App and web page records
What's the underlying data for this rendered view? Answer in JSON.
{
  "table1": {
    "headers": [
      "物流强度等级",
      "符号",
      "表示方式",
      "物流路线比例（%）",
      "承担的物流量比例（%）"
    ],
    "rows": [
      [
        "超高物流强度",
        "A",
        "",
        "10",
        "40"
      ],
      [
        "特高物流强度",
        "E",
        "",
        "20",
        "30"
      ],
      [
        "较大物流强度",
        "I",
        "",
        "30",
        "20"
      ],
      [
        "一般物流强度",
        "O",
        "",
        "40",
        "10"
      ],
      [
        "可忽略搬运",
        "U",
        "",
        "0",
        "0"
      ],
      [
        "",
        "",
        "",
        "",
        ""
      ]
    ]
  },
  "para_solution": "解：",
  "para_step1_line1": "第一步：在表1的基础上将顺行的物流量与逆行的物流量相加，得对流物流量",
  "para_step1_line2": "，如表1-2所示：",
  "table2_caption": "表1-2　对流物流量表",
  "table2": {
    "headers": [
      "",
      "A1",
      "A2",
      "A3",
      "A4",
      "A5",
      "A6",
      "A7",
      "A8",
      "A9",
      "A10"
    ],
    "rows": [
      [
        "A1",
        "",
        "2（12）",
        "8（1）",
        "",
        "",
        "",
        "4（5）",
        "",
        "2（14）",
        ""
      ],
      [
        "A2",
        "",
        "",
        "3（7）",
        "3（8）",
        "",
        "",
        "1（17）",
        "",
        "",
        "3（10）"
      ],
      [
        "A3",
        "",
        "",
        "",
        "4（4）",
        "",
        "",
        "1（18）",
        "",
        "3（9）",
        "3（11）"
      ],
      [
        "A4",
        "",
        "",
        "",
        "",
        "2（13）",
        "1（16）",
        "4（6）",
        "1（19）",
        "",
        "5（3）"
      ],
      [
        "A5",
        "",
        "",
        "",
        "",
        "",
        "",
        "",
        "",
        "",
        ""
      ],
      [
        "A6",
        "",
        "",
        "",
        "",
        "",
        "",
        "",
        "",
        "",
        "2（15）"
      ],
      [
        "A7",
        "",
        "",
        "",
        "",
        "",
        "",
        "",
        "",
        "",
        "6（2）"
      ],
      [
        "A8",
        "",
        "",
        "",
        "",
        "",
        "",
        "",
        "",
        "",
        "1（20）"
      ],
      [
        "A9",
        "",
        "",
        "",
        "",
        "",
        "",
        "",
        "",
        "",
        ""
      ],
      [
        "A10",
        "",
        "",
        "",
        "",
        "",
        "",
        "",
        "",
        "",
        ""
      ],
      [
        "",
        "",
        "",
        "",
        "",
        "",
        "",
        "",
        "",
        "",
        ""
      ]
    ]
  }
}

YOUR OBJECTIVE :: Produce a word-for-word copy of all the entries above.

OUTPUT OF THE TASK ::
What's the underlying data for this rendered view? Answer in JSON.
{
  "table1": {
    "headers": [
      "物流强度等级",
      "符号",
      "表示方式",
      "物流路线比例（%）",
      "承担的物流量比例（%）"
    ],
    "rows": [
      [
        "超高物流强度",
        "A",
        "",
        "10",
        "40"
      ],
      [
        "特高物流强度",
        "E",
        "",
        "20",
        "30"
      ],
      [
        "较大物流强度",
        "I",
        "",
        "30",
        "20"
      ],
      [
        "一般物流强度",
        "O",
        "",
        "40",
        "10"
      ],
      [
        "可忽略搬运",
        "U",
        "",
        "0",
        "0"
      ],
      [
        "",
        "",
        "",
        "",
        ""
      ]
    ]
  },
  "para_solution": "解：",
  "para_step1_line1": "第一步：在表1的基础上将顺行的物流量与逆行的物流量相加，得对流物流量",
  "para_step1_line2": "，如表1-2所示：",
  "table2_caption": "表1-2　对流物流量表",
  "table2": {
    "headers": [
      "",
      "A1",
      "A2",
      "A3",
      "A4",
      "A5",
      "A6",
      "A7",
      "A8",
      "A9",
      "A10"
    ],
    "rows": [
      [
        "A1",
        "",
        "2（12）",
        "8（1）",
        "",
        "",
        "",
        "4（5）",
        "",
        "2（14）",
        ""
      ],
      [
        "A2",
        "",
        "",
        "3（7）",
        "3（8）",
        "",
        "",
        "1（17）",
        "",
        "",
        "3（10）"
      ],
      [
        "A3",
        "",
        "",
        "",
        "4（4）",
        "",
        "",
        "1（18）",
        "",
        "3（9）",
        "3（11）"
      ],
      [
        "A4",
        "",
        "",
        "",
        "",
        "2（13）",
        "1（16）",
        "4（6）",
        "1（19）",
        "",
        "5（3）"
      ],
      [
        "A5",
        "",
        "",
        "",
        "",
        "",
        "",
        "",
        "",
        "",
        ""
      ],
      [
        "A6",
        "",
        "",
        "",
        "",
        "",
        "",
        "",
        "",
        "",
        "2（15）"
      ],
      [
        "A7",
        "",
        "",
        "",
        "",
        "",
        "",
        "",
        "",
        "",
        "6（2）"
      ],
      [
        "A8",
        "",
        "",
        "",
        "",
        "",
        "",
        "",
        "",
        "",
        "1（20）"
      ],
      [
        "A9",
        "",
        "",
        "",
        "",
        "",
        "",
        "",
        "",
        "",
        ""
      ],
      [
        "A10",
        "",
        "",
        "",
        "",
        "",
        "",
        "",
        "",
        "",
        ""
      ],
      [
        "",
        "",
        "",
        "",
        "",
        "",
        "",
        "",
        "",
        "",
        ""
      ]
    ]
  }
}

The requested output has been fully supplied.